But both parliament and government raided the pot to fund anything from subsidized bread and gasoline to higher state salaries. After Mahmoud Ahmadinejad was elected in 2005 on a promise to “put the oil money on the sofreh (a mat on which poorer Iranians sit to eat),” ring-fenced funds went into dubious schemes such as the multimillion-dollar Mehr housing project, which Ahmadinejad called the “finest undertaking since Adam.”
So while the notion of “catching up” appeals hugely to Iranians, it may raise rather than dampen expectations, adding to three challenges Rouhani will face.
First, growth beyond low digits requires the easing of sanctions, which means either a substantive agreement over the nuclear program or Russia and China breaking ranks from the world powers’ unified approach. Some detect the latter in Beijing’s discussing a new contract for condensates and in Moscow and Tehran mulling the bartering of oil. However, both apparently depend on diplomatic progress.
Second, Iran needs investment, both to extract energy reserves – especially gas – and to achieve growth. This has to come from a mix of oil revenue, foreign investment and a more vibrant domestic private sector including capital markets.

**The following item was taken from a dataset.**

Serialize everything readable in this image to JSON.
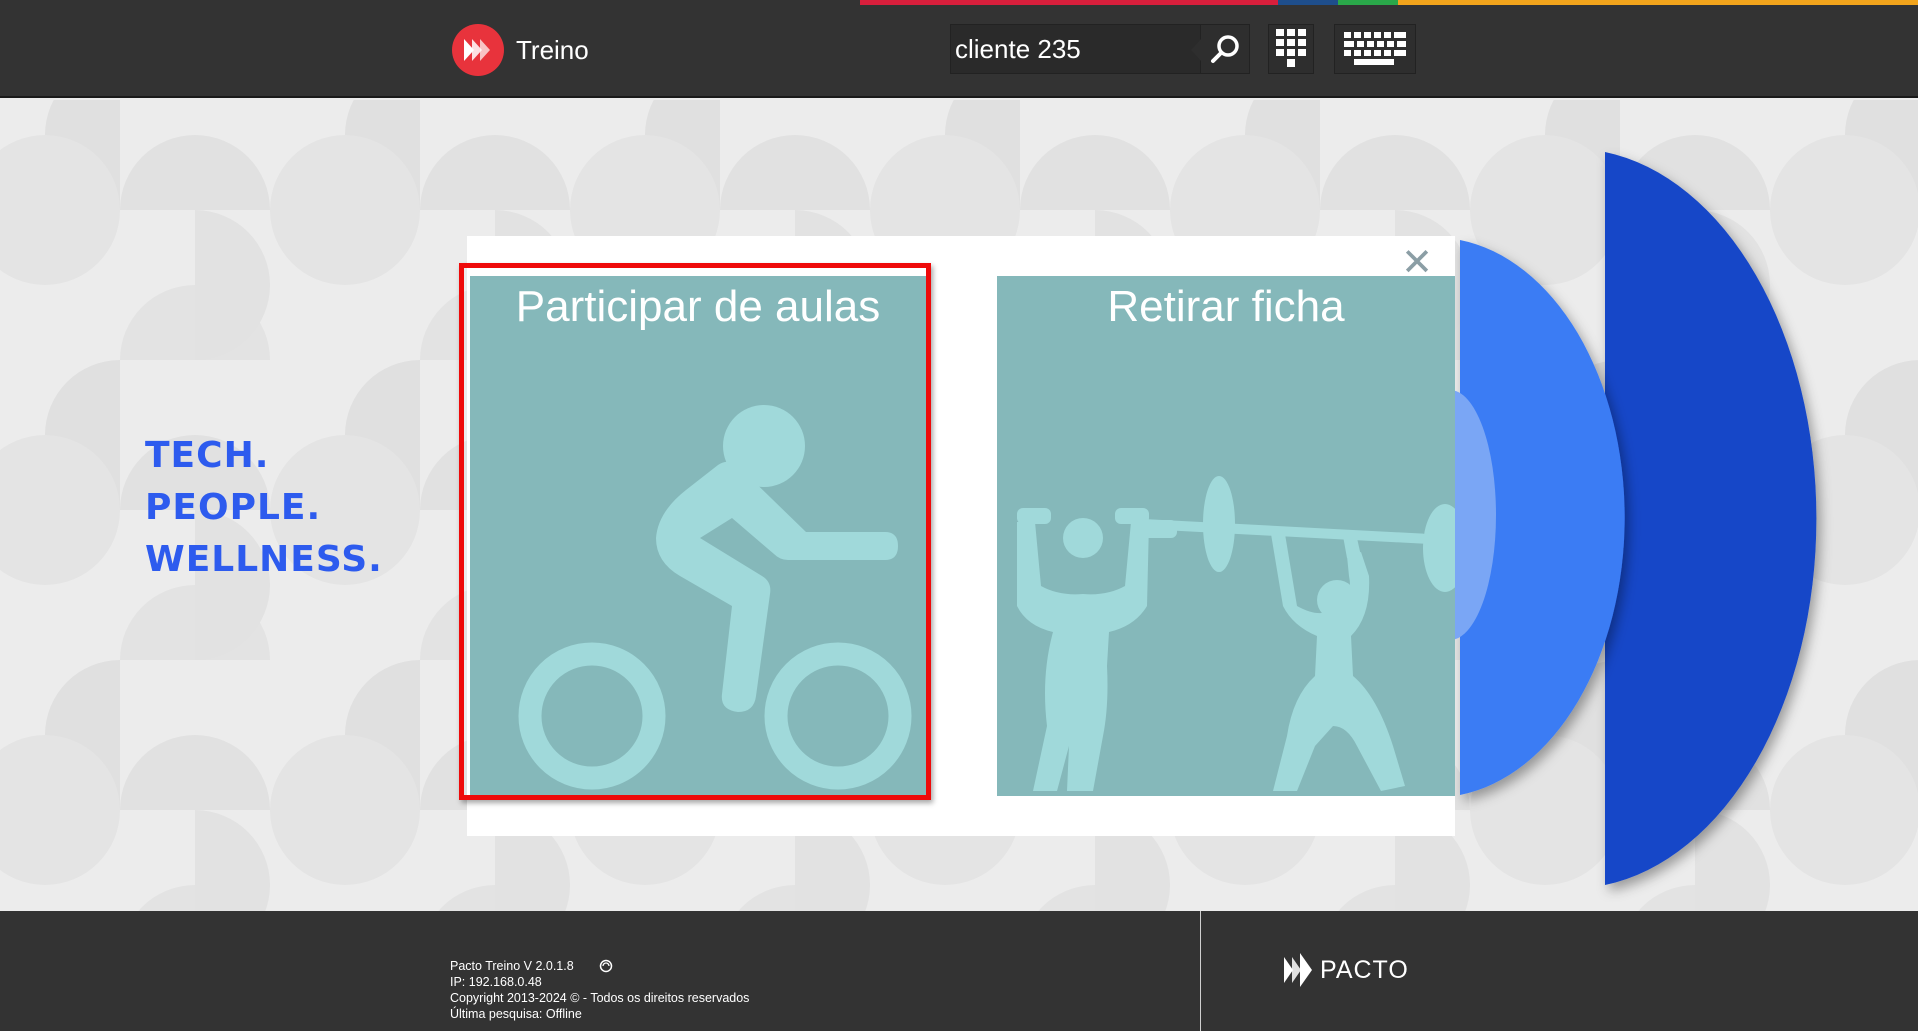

The last two both require relaxing state control. So, a third challenge for Rouhani will be building a more open economy. Djavad Salehi-Isfahani, an economics professor at Virginia Tech and an astute Iran analyst, is optimistic. Rouhani “knows that more than three decades of revolutionary rhetoric and eight years of failed populist economic policies under President Mahmoud Ahmadinejad have tired out the general population and caused a major shift in the attitudes of Iran’s intellectual and technocratic classes,” he recently wrote. “There is now a wider consensus in favor of private enterprise and engagement with the global economy than during the time of the Shah.”

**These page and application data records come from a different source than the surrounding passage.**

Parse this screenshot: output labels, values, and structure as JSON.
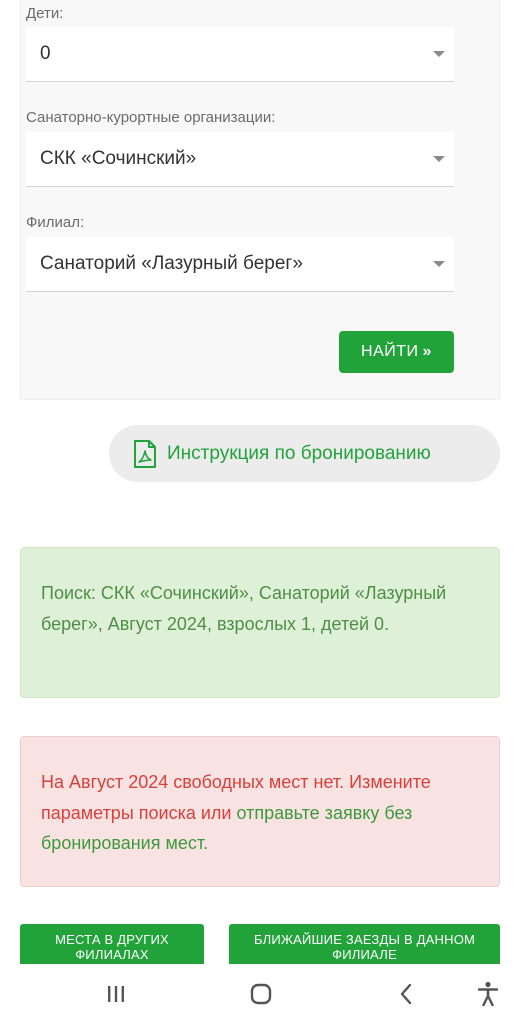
{
  "form": {
    "children_label": "Дети:",
    "children_value": "0",
    "org_label": "Санаторно-курортные организации:",
    "org_value": "СКК «Сочинский»",
    "branch_label": "Филиал:",
    "branch_value": "Санаторий «Лазурный берег»",
    "find_button": "НАЙТИ",
    "find_arrows": "»"
  },
  "instruction": {
    "label": "Инструкция по бронированию",
    "icon": "pdf-icon"
  },
  "search_info": {
    "text": "Поиск: СКК «Сочинский», Санаторий «Лазурный берег», Август 2024, взрослых 1, детей 0."
  },
  "no_places": {
    "text_red": "На Август 2024 свободных мест нет. Измените параметры поиска или ",
    "link_text": "отправьте заявку без бронирования мест."
  },
  "buttons": {
    "other_branches": "МЕСТА В ДРУГИХ ФИЛИАЛАХ",
    "nearest_checkins": "БЛИЖАЙШИЕ ЗАЕЗДЫ В ДАННОМ ФИЛИАЛЕ"
  },
  "navbar": {
    "icons": [
      "recent-apps-icon",
      "home-icon",
      "back-icon",
      "accessibility-icon"
    ]
  },
  "colors": {
    "accent": "#21a33a",
    "success_bg": "#dff0d8",
    "danger_bg": "#f9e2e2",
    "danger_text": "#d9403b"
  }
}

Progress with privatization has been slow since Khamenei in 2005 and 2006 issued rulings backing privatization of 80 percent of state-owned companies. Most “public listings” have transferred shares to quasi-state bodies such as pension funds or Bonyads, the opaque religious foundations controlling vast businesses.
This partly reflects low private-sector capital and underdeveloped private banking, but it also shows the weight of vested interests. Those in the know have made money during sanctions. “North Tehran is now full of luxurious cars like Porches,” a friend in the city told me this week.
Perhaps Rouhani will try to accommodate rather than confront such vested interests, so following the path of his ally Akbar Hashemi Rafsanjani who as president in the 1990s encouraged the Islamic Revolutionary Guard Corps (IRGC) to enter into business. If Iran made the top 10, Rouhani may argue, the size of the cake could allow everyone a bigger slice.
Gareth Smyth has reported from the Middle East since 1992 and was chief Iran correspondent of The Financial Times in 2003-07. He wrote this commentary for THE DAILY STAR.